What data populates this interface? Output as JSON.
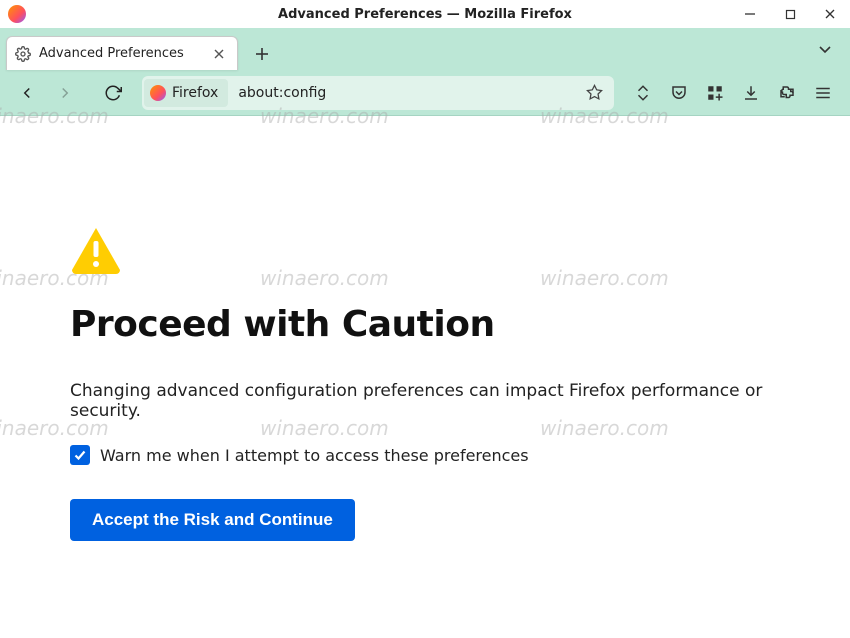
{
  "window": {
    "title": "Advanced Preferences — Mozilla Firefox"
  },
  "tab": {
    "title": "Advanced Preferences"
  },
  "urlbar": {
    "identity": "Firefox",
    "url": "about:config"
  },
  "page": {
    "headline": "Proceed with Caution",
    "description": "Changing advanced configuration preferences can impact Firefox performance or security.",
    "checkbox_label": "Warn me when I attempt to access these preferences",
    "checkbox_checked": true,
    "accept_button": "Accept the Risk and Continue"
  },
  "watermark": "winaero.com"
}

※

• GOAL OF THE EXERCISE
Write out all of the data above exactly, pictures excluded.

• TASK RESPONSE
What data populates this interface? Output as JSON.
{
  "window": {
    "title": "Advanced Preferences — Mozilla Firefox"
  },
  "tab": {
    "title": "Advanced Preferences"
  },
  "urlbar": {
    "identity": "Firefox",
    "url": "about:config"
  },
  "page": {
    "headline": "Proceed with Caution",
    "description": "Changing advanced configuration preferences can impact Firefox performance or security.",
    "checkbox_label": "Warn me when I attempt to access these preferences",
    "checkbox_checked": true,
    "accept_button": "Accept the Risk and Continue"
  },
  "watermark": "winaero.com"
}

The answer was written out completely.